 The invention has been described in terms of specific embodiments. Nevertheless, persons familiar with the field will appreciate that many variations exist in light of the embodiments described herein. For example, the ceramic compound or matrix could be a carbide (e.g. SiC, TaC, WC, TiC, BC, etc. with a late transition metal (e.g tungsten carbide with cobalt). Or the ceramic compound could be an oxide, preferably a ternary system with an element from groups 3A to 6A (of the periodic table) such as silicon or aluminum; oxygen; and a late transition metal, e.g. one of Ru, Rh, Os, or Ir. In these examples bonding can occur between both the silicon (or other group 3A to 6A element) and oxygen as well as between the late transition metal and oxygen. Or a ternary system with a late transition metal that does not readily bond to oxygen (platinum, palladium etc.); oxygen, and a third element selected preferably from the first two rows of groups 3A to 6A of the periodic table, other than oxygen.

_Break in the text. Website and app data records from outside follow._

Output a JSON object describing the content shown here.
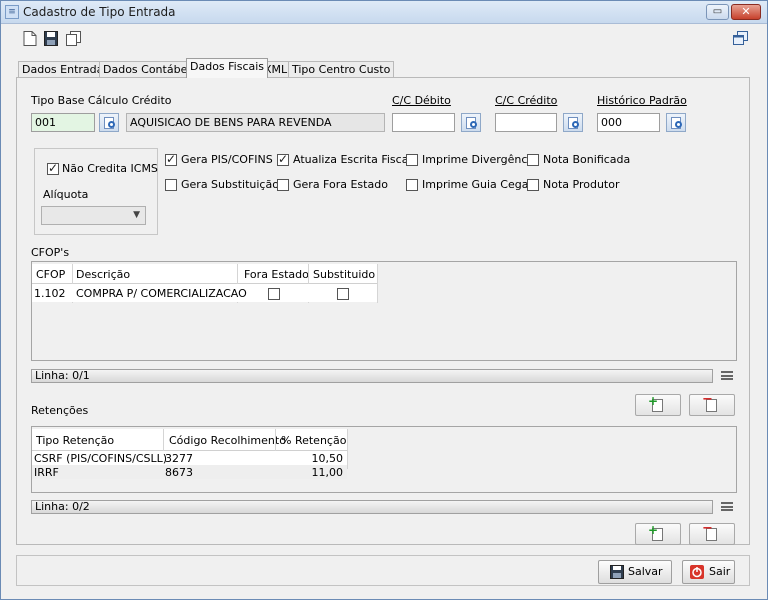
{
  "window": {
    "title": "Cadastro de Tipo Entrada",
    "min_glyph": "▭",
    "close_glyph": "✕"
  },
  "toolbar": {
    "icons": [
      "new-icon",
      "save-icon",
      "copy-icon",
      "windows-icon"
    ]
  },
  "tabs": [
    {
      "label": "Dados Entrada",
      "active": false
    },
    {
      "label": "Dados Contábeis",
      "active": false
    },
    {
      "label": "Dados Fiscais",
      "active": true
    },
    {
      "label": "XML",
      "active": false
    },
    {
      "label": "Tipo Centro Custo",
      "active": false
    }
  ],
  "fiscal": {
    "tipo_base_label": "Tipo Base Cálculo Crédito",
    "tipo_base_code": "001",
    "tipo_base_desc": "AQUISICAO DE BENS PARA REVENDA",
    "cc_debito_label": "C/C Débito",
    "cc_debito_value": "",
    "cc_credito_label": "C/C Crédito",
    "cc_credito_value": "",
    "historico_label": "Histórico Padrão",
    "historico_value": "000"
  },
  "icms": {
    "nao_credita_label": "Não Credita ICMS",
    "nao_credita_checked": true,
    "aliquota_label": "Alíquota",
    "aliquota_value": ""
  },
  "options": [
    {
      "label": "Gera PIS/COFINS",
      "checked": true
    },
    {
      "label": "Atualiza Escrita Fiscal",
      "checked": true
    },
    {
      "label": "Imprime Divergência",
      "checked": false
    },
    {
      "label": "Nota Bonificada",
      "checked": false
    },
    {
      "label": "Gera Substituição",
      "checked": false
    },
    {
      "label": "Gera Fora Estado",
      "checked": false
    },
    {
      "label": "Imprime Guia Cega",
      "checked": false
    },
    {
      "label": "Nota Produtor",
      "checked": false
    }
  ],
  "cfop": {
    "section_label": "CFOP's",
    "columns": [
      "CFOP",
      "Descrição",
      "Fora Estado",
      "Substituido"
    ],
    "rows": [
      {
        "cfop": "1.102",
        "descricao": "COMPRA P/ COMERCIALIZACAO",
        "fora_estado": false,
        "substituido": false
      }
    ],
    "status": "Linha: 0/1"
  },
  "retencoes": {
    "section_label": "Retenções",
    "columns": [
      "Tipo Retenção",
      "Código Recolhimento",
      "% Retenção"
    ],
    "rows": [
      {
        "tipo": "CSRF (PIS/COFINS/CSLL)",
        "codigo": "3277",
        "percent": "10,50"
      },
      {
        "tipo": "IRRF",
        "codigo": "8673",
        "percent": "11,00"
      }
    ],
    "status": "Linha: 0/2"
  },
  "actions": {
    "salvar": "Salvar",
    "sair": "Sair"
  }
}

Or, the ceramic matrix could be a suitable nitride, carbide or oxide (e.g. Si3N4, Al203, SiC, etc.) with crystallites of an early transition metal compound (e.g. nanocrystals of TiN or TiC). However, in a preferred embodiment of the invention, as set forth hereinabove, the MEMS material comprises a nitride ceramic and a late transition metal.